Harold Ramis, the actor, writer, and director perhaps best known for his role in Ghostbusters, died Monday morning at the age of 69, his attorney has confirmed. Ramis died from complications relating to auto-immune inflammatory vasculitis, which he was diagnosed with in 2010.
Born in Chicago — where he has lived for the past 18 years — Ramis got his break in 1978 as one of the screenwriters of National Lampoon’s Animal House. He then rose to comedy fame on the strength of starring roles alongside Bill Murray in Stripes (1981) and Ghostbusters (1984), which he co-wrote with Dan Aykroyd. In the latter film, Ramis plays Dr. Egon Spengler, the high-strung parapsychologist who famously warns his fellow Ghostbusters not to “cross the streams,” because “it would be bad”:
Ramis was also the director of about a dozen comedies, including Caddyshack (1980), National Lampoon’s Vacation (1983), and Analyze That (2002).
In 1993, he reunited with Bill Murray to direct the iconic existential comedy Groundhog Day, about an obnoxious weatherman forced to repeat the same day over and over in a cosmic time loop. On Twitter, fans and admirers have been quick to acknowledge Ramis’s role in co-writing and directing the film, which may well be his masterpiece:
Every tweet of gratitude you post today about Harold Ramis, post it again tomorrow at the same time.
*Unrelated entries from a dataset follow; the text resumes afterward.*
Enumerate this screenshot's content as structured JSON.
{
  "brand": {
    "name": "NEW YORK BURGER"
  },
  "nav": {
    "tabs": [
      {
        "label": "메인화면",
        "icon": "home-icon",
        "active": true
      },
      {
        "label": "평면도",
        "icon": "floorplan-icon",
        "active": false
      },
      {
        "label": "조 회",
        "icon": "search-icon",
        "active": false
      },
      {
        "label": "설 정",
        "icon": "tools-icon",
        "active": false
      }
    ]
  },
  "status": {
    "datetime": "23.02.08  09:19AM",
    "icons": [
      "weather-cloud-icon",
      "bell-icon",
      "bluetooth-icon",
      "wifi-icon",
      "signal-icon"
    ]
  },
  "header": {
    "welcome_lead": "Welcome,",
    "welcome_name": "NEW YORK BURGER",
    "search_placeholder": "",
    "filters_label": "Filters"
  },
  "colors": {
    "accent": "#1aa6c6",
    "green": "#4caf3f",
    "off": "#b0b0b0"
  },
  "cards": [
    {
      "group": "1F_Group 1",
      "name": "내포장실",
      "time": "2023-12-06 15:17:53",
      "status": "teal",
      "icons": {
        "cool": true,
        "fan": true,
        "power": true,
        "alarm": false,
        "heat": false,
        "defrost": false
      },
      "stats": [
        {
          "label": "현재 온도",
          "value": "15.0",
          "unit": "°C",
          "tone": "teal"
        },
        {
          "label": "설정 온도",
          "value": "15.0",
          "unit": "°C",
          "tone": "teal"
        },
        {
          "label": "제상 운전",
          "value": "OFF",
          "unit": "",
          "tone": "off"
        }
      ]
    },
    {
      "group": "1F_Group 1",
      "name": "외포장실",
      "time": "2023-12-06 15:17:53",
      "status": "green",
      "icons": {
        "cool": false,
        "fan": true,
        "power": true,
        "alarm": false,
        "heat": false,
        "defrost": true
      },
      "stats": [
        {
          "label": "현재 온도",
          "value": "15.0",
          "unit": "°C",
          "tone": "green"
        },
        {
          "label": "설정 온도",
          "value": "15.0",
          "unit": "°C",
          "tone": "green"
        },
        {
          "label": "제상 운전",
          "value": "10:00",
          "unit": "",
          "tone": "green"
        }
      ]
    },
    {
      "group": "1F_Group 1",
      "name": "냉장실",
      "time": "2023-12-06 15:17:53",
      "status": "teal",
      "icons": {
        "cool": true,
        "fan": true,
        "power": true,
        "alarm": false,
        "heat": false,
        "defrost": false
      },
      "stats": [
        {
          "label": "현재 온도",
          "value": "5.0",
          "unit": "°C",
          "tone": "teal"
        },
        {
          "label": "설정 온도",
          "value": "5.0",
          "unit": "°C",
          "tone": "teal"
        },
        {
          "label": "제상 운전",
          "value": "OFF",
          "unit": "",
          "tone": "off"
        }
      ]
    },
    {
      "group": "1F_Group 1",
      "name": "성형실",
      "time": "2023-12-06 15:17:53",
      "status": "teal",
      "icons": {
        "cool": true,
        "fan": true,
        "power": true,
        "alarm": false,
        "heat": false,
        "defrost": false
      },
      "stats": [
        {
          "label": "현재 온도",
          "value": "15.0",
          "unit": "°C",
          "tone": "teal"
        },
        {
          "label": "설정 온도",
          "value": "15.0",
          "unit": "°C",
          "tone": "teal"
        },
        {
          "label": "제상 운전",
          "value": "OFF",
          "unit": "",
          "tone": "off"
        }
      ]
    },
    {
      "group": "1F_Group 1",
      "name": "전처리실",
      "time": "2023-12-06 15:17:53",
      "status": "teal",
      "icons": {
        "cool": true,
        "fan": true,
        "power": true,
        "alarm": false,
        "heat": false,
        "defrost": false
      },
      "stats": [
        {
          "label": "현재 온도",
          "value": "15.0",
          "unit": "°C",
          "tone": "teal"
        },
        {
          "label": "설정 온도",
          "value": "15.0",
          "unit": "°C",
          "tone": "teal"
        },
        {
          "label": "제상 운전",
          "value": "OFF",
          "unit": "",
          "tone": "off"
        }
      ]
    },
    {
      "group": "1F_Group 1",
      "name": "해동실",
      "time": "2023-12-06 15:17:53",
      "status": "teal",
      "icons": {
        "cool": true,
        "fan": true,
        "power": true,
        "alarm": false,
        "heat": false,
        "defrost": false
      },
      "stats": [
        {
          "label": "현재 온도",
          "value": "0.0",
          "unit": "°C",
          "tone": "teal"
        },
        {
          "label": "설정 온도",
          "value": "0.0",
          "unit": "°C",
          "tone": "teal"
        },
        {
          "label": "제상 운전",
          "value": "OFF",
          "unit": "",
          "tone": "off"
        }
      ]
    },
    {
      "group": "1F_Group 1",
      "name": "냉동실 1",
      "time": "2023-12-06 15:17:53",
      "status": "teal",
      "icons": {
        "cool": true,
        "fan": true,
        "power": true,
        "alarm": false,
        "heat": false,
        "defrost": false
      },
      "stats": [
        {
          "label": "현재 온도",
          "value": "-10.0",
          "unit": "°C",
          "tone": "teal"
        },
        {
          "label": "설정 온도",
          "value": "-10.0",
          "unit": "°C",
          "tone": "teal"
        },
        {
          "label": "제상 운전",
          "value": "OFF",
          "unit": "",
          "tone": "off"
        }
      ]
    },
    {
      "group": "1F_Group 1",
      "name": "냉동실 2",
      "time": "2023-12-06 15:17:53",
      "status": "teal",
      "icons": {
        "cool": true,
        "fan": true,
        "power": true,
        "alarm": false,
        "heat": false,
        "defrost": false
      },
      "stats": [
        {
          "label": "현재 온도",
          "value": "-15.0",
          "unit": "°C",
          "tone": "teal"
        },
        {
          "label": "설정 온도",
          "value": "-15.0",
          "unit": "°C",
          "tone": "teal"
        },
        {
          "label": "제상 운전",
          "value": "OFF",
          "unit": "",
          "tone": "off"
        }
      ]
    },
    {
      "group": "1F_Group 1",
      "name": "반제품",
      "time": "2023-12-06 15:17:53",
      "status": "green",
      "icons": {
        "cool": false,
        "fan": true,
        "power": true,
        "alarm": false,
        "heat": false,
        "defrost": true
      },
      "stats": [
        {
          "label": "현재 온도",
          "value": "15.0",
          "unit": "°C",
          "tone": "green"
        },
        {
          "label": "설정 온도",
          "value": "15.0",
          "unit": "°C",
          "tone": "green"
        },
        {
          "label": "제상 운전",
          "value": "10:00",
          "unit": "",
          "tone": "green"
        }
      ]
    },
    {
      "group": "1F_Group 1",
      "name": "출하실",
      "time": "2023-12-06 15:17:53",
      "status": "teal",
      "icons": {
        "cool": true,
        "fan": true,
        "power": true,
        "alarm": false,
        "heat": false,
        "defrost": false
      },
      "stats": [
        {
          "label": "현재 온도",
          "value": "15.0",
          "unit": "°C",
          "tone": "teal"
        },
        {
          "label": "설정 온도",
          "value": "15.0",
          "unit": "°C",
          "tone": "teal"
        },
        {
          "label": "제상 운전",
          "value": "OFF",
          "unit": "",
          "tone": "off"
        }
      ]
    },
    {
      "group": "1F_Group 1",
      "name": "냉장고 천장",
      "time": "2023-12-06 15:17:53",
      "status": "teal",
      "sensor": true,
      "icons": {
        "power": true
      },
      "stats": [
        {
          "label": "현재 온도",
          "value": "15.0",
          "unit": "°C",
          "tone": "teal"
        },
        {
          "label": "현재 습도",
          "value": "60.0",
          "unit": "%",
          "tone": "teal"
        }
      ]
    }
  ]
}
Do not explain why to anyone.— Dave Itzkoff (@ditzkoff) February 24, 2014
In memory of Harold Ramis, every radio station should play Sonny and Cher's "I Got You Babe" at 6am tomorrow morning.— Tony Cowards (@TonyCowards) February 24, 2014
We can only hope it's Groundhog Day. #RIPHaroldRamis— Mike Birbiglia (@birbigs) February 24, 2014
Here’s Ramis in a more recent film, appearing alongside Seth Rogen in Knocked Up:
The actor is survived by his wife Erica, as well as three children and two grandchildren.